[[ EXTRACTED DATA open ]]
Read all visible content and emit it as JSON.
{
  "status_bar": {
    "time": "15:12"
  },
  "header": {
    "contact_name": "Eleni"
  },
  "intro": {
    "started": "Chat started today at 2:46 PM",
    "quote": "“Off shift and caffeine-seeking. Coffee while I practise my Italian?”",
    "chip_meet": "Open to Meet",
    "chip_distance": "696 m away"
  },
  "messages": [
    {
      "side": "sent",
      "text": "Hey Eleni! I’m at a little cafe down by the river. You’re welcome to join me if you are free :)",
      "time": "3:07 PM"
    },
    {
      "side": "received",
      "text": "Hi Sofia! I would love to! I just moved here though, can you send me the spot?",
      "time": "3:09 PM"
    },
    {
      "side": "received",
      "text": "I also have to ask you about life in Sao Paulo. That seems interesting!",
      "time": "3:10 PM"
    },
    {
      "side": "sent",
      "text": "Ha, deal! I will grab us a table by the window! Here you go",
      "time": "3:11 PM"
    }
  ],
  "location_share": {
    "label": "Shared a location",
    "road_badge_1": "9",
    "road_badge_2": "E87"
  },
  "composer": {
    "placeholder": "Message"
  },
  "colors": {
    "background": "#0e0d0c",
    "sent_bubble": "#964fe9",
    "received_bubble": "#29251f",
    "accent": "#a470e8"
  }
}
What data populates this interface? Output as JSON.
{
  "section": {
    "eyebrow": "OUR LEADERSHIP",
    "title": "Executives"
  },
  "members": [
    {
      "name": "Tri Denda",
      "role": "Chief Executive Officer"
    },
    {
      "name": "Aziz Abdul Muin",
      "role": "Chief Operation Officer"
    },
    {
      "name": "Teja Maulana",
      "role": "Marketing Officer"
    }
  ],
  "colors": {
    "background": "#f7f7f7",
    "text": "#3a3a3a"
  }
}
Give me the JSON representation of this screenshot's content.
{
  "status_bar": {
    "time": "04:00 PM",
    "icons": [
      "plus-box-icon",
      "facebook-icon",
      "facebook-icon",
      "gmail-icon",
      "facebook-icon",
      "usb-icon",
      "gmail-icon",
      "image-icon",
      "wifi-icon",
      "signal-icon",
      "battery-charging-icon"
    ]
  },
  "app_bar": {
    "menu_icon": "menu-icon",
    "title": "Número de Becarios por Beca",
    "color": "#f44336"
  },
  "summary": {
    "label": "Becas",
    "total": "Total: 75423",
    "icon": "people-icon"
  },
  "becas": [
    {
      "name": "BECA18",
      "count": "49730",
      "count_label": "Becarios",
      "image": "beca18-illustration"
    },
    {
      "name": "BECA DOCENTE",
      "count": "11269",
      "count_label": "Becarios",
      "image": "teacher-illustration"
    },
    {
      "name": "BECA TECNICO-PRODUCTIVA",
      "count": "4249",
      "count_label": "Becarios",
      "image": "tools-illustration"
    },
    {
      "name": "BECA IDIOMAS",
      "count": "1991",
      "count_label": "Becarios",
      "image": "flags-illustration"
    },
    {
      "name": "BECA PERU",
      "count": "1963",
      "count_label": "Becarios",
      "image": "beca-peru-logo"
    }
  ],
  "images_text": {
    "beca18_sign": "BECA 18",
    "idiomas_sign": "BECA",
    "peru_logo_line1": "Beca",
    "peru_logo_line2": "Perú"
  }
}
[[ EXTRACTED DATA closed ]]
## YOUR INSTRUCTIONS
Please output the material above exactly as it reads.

## OUTPUT FOR THIS TASK
Read all visible content and emit it as JSON.
{
  "status_bar": {
    "time": "15:12"
  },
  "header": {
    "contact_name": "Eleni"
  },
  "intro": {
    "started": "Chat started today at 2:46 PM",
    "quote": "“Off shift and caffeine-seeking. Coffee while I practise my Italian?”",
    "chip_meet": "Open to Meet",
    "chip_distance": "696 m away"
  },
  "messages": [
    {
      "side": "sent",
      "text": "Hey Eleni! I’m at a little cafe down by the river. You’re welcome to join me if you are free :)",
      "time": "3:07 PM"
    },
    {
      "side": "received",
      "text": "Hi Sofia! I would love to! I just moved here though, can you send me the spot?",
      "time": "3:09 PM"
    },
    {
      "side": "received",
      "text": "I also have to ask you about life in Sao Paulo. That seems interesting!",
      "time": "3:10 PM"
    },
    {
      "side": "sent",
      "text": "Ha, deal! I will grab us a table by the window! Here you go",
      "time": "3:11 PM"
    }
  ],
  "location_share": {
    "label": "Shared a location",
    "road_badge_1": "9",
    "road_badge_2": "E87"
  },
  "composer": {
    "placeholder": "Message"
  },
  "colors": {
    "background": "#0e0d0c",
    "sent_bubble": "#964fe9",
    "received_bubble": "#29251f",
    "accent": "#a470e8"
  }
}
What data populates this interface? Output as JSON.
{
  "section": {
    "eyebrow": "OUR LEADERSHIP",
    "title": "Executives"
  },
  "members": [
    {
      "name": "Tri Denda",
      "role": "Chief Executive Officer"
    },
    {
      "name": "Aziz Abdul Muin",
      "role": "Chief Operation Officer"
    },
    {
      "name": "Teja Maulana",
      "role": "Marketing Officer"
    }
  ],
  "colors": {
    "background": "#f7f7f7",
    "text": "#3a3a3a"
  }
}
Give me the JSON representation of this screenshot's content.
{
  "status_bar": {
    "time": "04:00 PM",
    "icons": [
      "plus-box-icon",
      "facebook-icon",
      "facebook-icon",
      "gmail-icon",
      "facebook-icon",
      "usb-icon",
      "gmail-icon",
      "image-icon",
      "wifi-icon",
      "signal-icon",
      "battery-charging-icon"
    ]
  },
  "app_bar": {
    "menu_icon": "menu-icon",
    "title": "Número de Becarios por Beca",
    "color": "#f44336"
  },
  "summary": {
    "label": "Becas",
    "total": "Total: 75423",
    "icon": "people-icon"
  },
  "becas": [
    {
      "name": "BECA18",
      "count": "49730",
      "count_label": "Becarios",
      "image": "beca18-illustration"
    },
    {
      "name": "BECA DOCENTE",
      "count": "11269",
      "count_label": "Becarios",
      "image": "teacher-illustration"
    },
    {
      "name": "BECA TECNICO-PRODUCTIVA",
      "count": "4249",
      "count_label": "Becarios",
      "image": "tools-illustration"
    },
    {
      "name": "BECA IDIOMAS",
      "count": "1991",
      "count_label": "Becarios",
      "image": "flags-illustration"
    },
    {
      "name": "BECA PERU",
      "count": "1963",
      "count_label": "Becarios",
      "image": "beca-peru-logo"
    }
  ],
  "images_text": {
    "beca18_sign": "BECA 18",
    "idiomas_sign": "BECA",
    "peru_logo_line1": "Beca",
    "peru_logo_line2": "Perú"
  }
}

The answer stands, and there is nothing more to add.